### [WHAT THIS TASK INVOLVES]
Each entry should be copied as it stands, leaving the pictures behind.

DATASET RECORDS below:

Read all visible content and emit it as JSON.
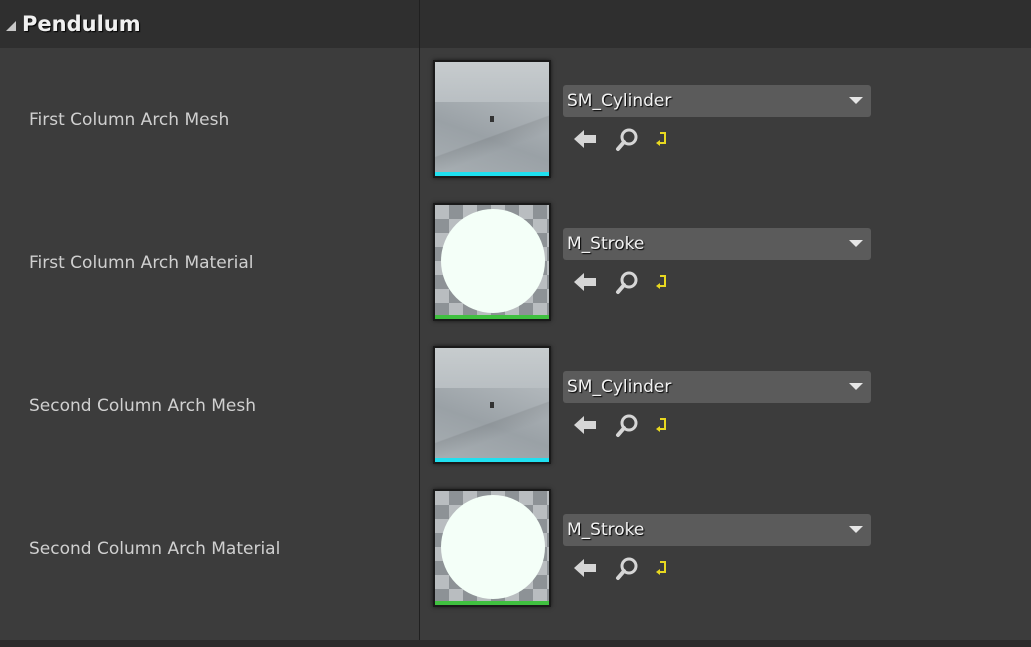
{
  "section": {
    "title": "Pendulum",
    "collapse_icon": "triangle-expanded-icon"
  },
  "properties": [
    {
      "label": "First Column Arch Mesh",
      "value": "SM_Cylinder",
      "thumb_type": "mesh",
      "thumb_bar_color": "#20e0f0"
    },
    {
      "label": "First Column Arch Material",
      "value": "M_Stroke",
      "thumb_type": "material",
      "thumb_bar_color": "#40c040"
    },
    {
      "label": "Second Column Arch Mesh",
      "value": "SM_Cylinder",
      "thumb_type": "mesh",
      "thumb_bar_color": "#20e0f0"
    },
    {
      "label": "Second Column Arch Material",
      "value": "M_Stroke",
      "thumb_type": "material",
      "thumb_bar_color": "#40c040"
    }
  ],
  "icons": {
    "use_selected": "arrow-left-icon",
    "browse": "magnifier-icon",
    "reset": "reset-arrow-icon"
  },
  "colors": {
    "background": "#3c3c3c",
    "header": "#2f2f2f",
    "dropdown": "#5b5b5b",
    "reset_icon": "#e8d820"
  }
}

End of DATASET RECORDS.

### [RESPONSE BELOW]
Read all visible content and emit it as JSON.
{
  "section": {
    "title": "Pendulum",
    "collapse_icon": "triangle-expanded-icon"
  },
  "properties": [
    {
      "label": "First Column Arch Mesh",
      "value": "SM_Cylinder",
      "thumb_type": "mesh",
      "thumb_bar_color": "#20e0f0"
    },
    {
      "label": "First Column Arch Material",
      "value": "M_Stroke",
      "thumb_type": "material",
      "thumb_bar_color": "#40c040"
    },
    {
      "label": "Second Column Arch Mesh",
      "value": "SM_Cylinder",
      "thumb_type": "mesh",
      "thumb_bar_color": "#20e0f0"
    },
    {
      "label": "Second Column Arch Material",
      "value": "M_Stroke",
      "thumb_type": "material",
      "thumb_bar_color": "#40c040"
    }
  ],
  "icons": {
    "use_selected": "arrow-left-icon",
    "browse": "magnifier-icon",
    "reset": "reset-arrow-icon"
  },
  "colors": {
    "background": "#3c3c3c",
    "header": "#2f2f2f",
    "dropdown": "#5b5b5b",
    "reset_icon": "#e8d820"
  }
}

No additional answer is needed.